Asparagus ferns are better outdoors because they can withstand full sun however do best with some partial shade. Prolonged exposure to direct sunlight can turn the leaves into an unsightly pale shade of yellow.
For optimal growth, place the asparagus fern in an area with bright indirect light. You’ll notice that they’ll have the best color when given the right lighting conditions.
Asparagus fern needs well-draining soil with a slightly acidic pH. Some gardeners add peat moss or use a peat moss planting mix to induce proper drainage. To test the drainage, poke a small hole, pour water through it, and check if it adequately drains at the bottom of the pot.
Remember to keep the soil moist but not too wet. Waterlogged ferns can cause root rot. For best results, apply a good quality fertilizer.
As mentioned earlier, asparagus fern needs a warm, humid environment to beautifully grow its foliage. Most indoor plants tend to show symptoms of stress when the humidity levels drop below 40%.
If you don’t own a hygrometer to check your room’s humidity level, mist the plant regularly or provide a water-filled pebble tray to keep humidity levels. Left in arid environment, you’ll notice that their leaves will wilt. The leaves of asparagus fern are small, so it might be too late not notice if they are stressed out or not.
Your asparagus fern won’t necessarily need regular pruning however older plants could benefit from the occasional pruning of dead stems to encourage new bushy growth.
It’s best to do this during the growing season or early spring and to wear gloves to protect your hands.
When you plant asparagus ferns, remember they grow quickly! Their tuberous roots can quickly outgrow your pot so repotting will be necessarily on the regular.
Keep an eye out for roots that are popping out at the top of the soil or out through the drainage hole.
There are several variants of the Asparagus fern plant. The most common ones include:
It’s the most widely available kind of fern. Foxtail Fern (Asparagus Densiflorus ‘Meyer’) has dense, upright stems that grow out to resemble the bushy plumes of a fox’s tail. They grow fast and are incredibly resistant to drought.
When they flower they create cluster of tiny white flowers followed by bright red berries.
Sprengeri Fern (Asparagus densiflorus ‘Sprengeri’) is another widely available variant of Asparagus fern. It sprawls out with long, arching ferns that look like a cluster of dark-green needles.
Plumosa Ferns (Asparagus setaceus) looks almost exactly like ordinary fern and has a rich-green feathery spray. The asparagus plumosus is also called lace fern and asparagus grass.
It produces small green berries that gradually turn black, resembling tiny plums.
image vie shop hidden valley
Ming Fern (Asparagus Retrofractus) has a fern-like flattened spray somewhere between ordinary fern and shrubs. The leaves look soft but are actually sharp spines that grow in small tufts or clusters.
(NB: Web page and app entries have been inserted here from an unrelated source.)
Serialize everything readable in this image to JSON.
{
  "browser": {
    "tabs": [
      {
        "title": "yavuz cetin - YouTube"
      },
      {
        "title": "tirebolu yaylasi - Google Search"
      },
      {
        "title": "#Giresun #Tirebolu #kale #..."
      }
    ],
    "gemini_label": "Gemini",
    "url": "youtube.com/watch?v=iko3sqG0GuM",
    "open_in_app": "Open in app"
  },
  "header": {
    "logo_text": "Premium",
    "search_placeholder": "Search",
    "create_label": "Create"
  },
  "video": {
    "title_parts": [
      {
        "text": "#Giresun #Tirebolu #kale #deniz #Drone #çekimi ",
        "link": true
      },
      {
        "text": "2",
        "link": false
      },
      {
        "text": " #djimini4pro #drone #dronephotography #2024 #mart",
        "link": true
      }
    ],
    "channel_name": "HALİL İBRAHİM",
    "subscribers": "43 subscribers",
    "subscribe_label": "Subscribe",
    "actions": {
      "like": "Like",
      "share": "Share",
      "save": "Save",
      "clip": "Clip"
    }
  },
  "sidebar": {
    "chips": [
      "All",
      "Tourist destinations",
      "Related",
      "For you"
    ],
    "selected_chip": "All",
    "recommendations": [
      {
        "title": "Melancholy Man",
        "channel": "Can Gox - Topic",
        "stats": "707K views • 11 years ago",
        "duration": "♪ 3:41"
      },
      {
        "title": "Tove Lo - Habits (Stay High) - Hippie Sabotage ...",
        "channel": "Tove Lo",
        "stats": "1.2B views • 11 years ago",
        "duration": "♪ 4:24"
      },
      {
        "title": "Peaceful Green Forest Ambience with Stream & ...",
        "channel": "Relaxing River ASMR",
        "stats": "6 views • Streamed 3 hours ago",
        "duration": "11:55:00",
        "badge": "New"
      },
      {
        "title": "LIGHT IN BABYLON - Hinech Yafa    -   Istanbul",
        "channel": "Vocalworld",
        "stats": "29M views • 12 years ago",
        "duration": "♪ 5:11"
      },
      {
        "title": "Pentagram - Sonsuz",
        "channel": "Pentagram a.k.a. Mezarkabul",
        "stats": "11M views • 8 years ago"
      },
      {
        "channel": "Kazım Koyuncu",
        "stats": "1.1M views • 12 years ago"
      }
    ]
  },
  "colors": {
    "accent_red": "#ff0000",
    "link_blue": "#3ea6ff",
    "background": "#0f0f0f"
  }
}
These are also called pom-pom asparagus ferns and zig-zag shrub.
Wild Asparagus Fern
Wild Asparagus Fern (Asparagus acutifolius) are distinguishable by their thorny leaves, green berries, and clusters of tiny white flower buds. They’re native to the Mediterranean region but easy to care for indoors at room temperature.
Most of these ferns follow the same care as any asparagus fern.
Common Problems And Pests
Fortunately, asparagus ferns are pretty resistant to disease and free from bugs. The only house insects you may have to look out for are mealybugs, scale insects, spider mites, and blackflies. They may be hiding under the leaves or soil.
Since the leaves of asparagus ferns are small, you may need to carefully examine the foliage before the infestation gets out of hand. If you want to get rid of them without commercial pesticides, try organic neem oil, insecticidal soap, or rubbing alcohol.
Once grown in proper conditions, asparagus ferns can become a nice addition to your home garden to give it a tropical and exotic vibe.
Want more? Check out the staghorn fern here!